  • Florida:  124.90 (33)
  • Tennessee:  132.55 (63)
  • Mississippi State:  137.93 (82)
  • Kentucky:  137.65 (79)
  • Georgia Tech:  173.30 (130)

Okay, so it wasn’t misleading with regard to the Jackets.  They sucked on pass defense, and judging from this…

After a mass exodus this offseason, Georgia Tech only has three returning starters on defense, one of whom is cornerback Zamari Walton. The Yellow Jackets added five secondary players from the portal in hopes of quickly retooling and help the defense make legitimate strides forward.

… are likely to do so again.

That being said, with 130 being considered the average passer rating, there’s a whole bunch of mediocrity staring Stetson Bennett in the face this season.  (Not to mention in the cases of Missouri, Vandy and Tech, some downright awfulness.)  While I would expect improvement in certain quarters — Oregon being one — Stetson isn’t going to get thrown into a situation in the opener like Daniels was last season, facing a Clemson pass defense that finished fifth nationally in defensive passer rating (110.07).


Filed under Georgia Football, Stats Geek!

Surrender, surrender, but don’t give yourself away.

Tired:  College football needs guardrails to keep NIL compensation in check.

Wired:  Schools should be directly involved in offering NIL inducements to college football recruits!


Filed under It's Just Bidness

Robbing the cradle

Kirbs likes to get ’em while they’re young.

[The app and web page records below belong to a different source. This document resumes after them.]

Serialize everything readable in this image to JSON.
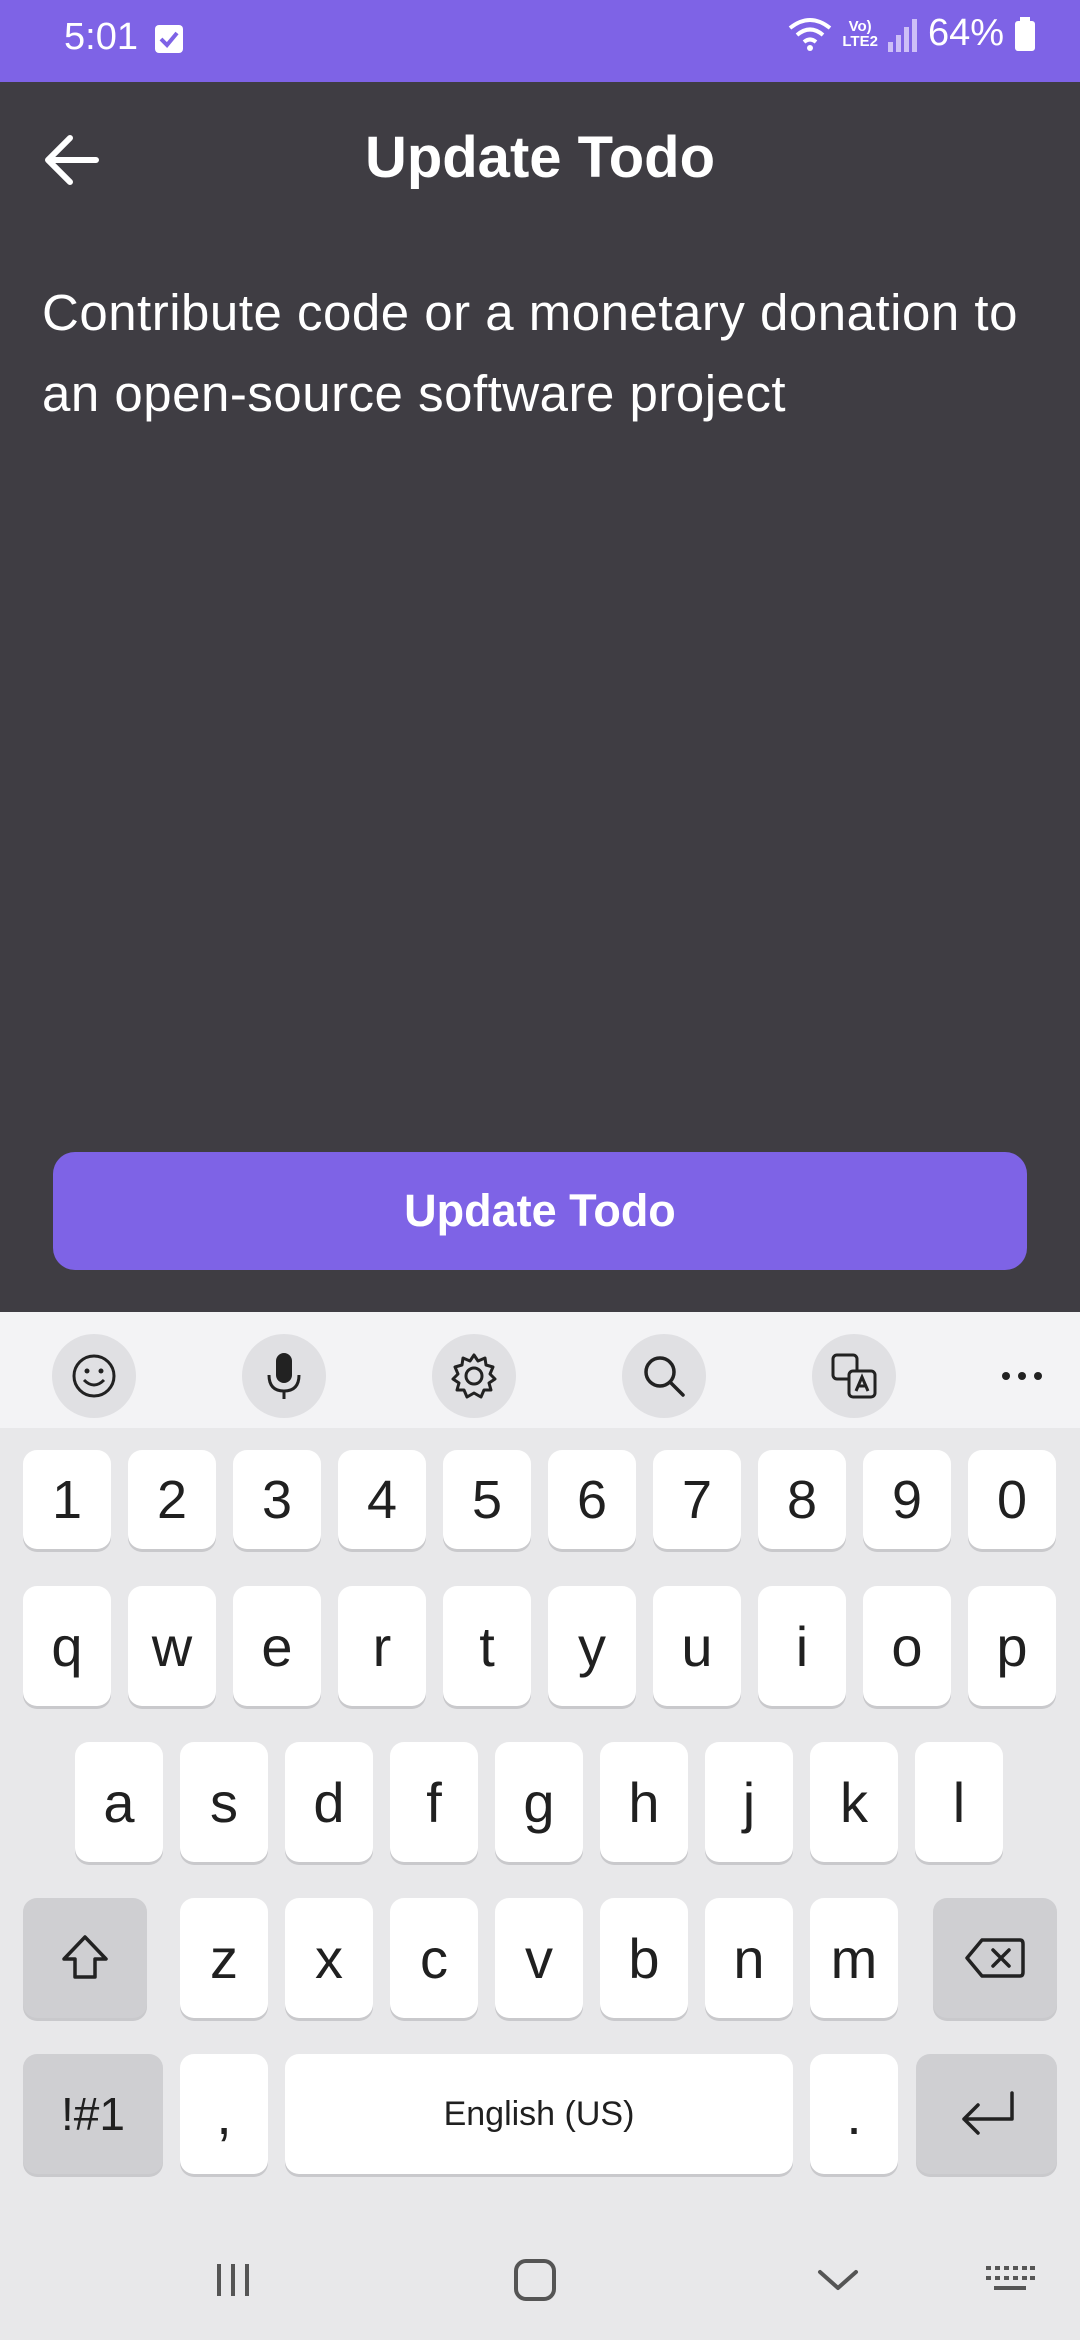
{
  "status_bar": {
    "time": "5:01",
    "network_label_top": "Vo)",
    "network_label_bottom": "LTE2",
    "battery_percent": "64%"
  },
  "app_bar": {
    "title": "Update Todo"
  },
  "todo": {
    "text": "Contribute code or a monetary donation to an open-source software project"
  },
  "actions": {
    "update_label": "Update Todo"
  },
  "keyboard": {
    "row_digits": [
      "1",
      "2",
      "3",
      "4",
      "5",
      "6",
      "7",
      "8",
      "9",
      "0"
    ],
    "row_1": [
      "q",
      "w",
      "e",
      "r",
      "t",
      "y",
      "u",
      "i",
      "o",
      "p"
    ],
    "row_2": [
      "a",
      "s",
      "d",
      "f",
      "g",
      "h",
      "j",
      "k",
      "l"
    ],
    "row_3": [
      "z",
      "x",
      "c",
      "v",
      "b",
      "n",
      "m"
    ],
    "symbols_label": "!#1",
    "comma_label": ",",
    "space_label": "English (US)",
    "period_label": "."
  },
  "colors": {
    "accent": "#7e63e6",
    "background": "#3f3d43",
    "keyboard_bg": "#e8e8ea"
  }
}
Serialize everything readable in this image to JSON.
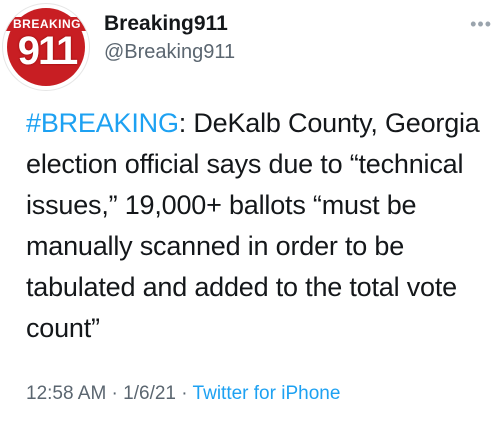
{
  "user": {
    "avatar_top": "BREAKING",
    "avatar_num": "911",
    "name": "Breaking911",
    "handle": "@Breaking911"
  },
  "more_icon": "more-horizontal-icon",
  "tweet": {
    "hashtag": "#BREAKING",
    "text": ": DeKalb County, Georgia election official says due to “technical issues,” 19,000+ ballots “must be manually scanned in order to be tabulated and added to the total vote count”"
  },
  "meta": {
    "time": "12:58 AM",
    "sep1": " · ",
    "date": "1/6/21",
    "sep2": " · ",
    "source": "Twitter for iPhone"
  }
}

Judging from what I’ve heard about his contract extension, Smart’s got no problem promising this kid he’ll still be around when he gets to Athens.


Filed under Georgia Football, Recruiting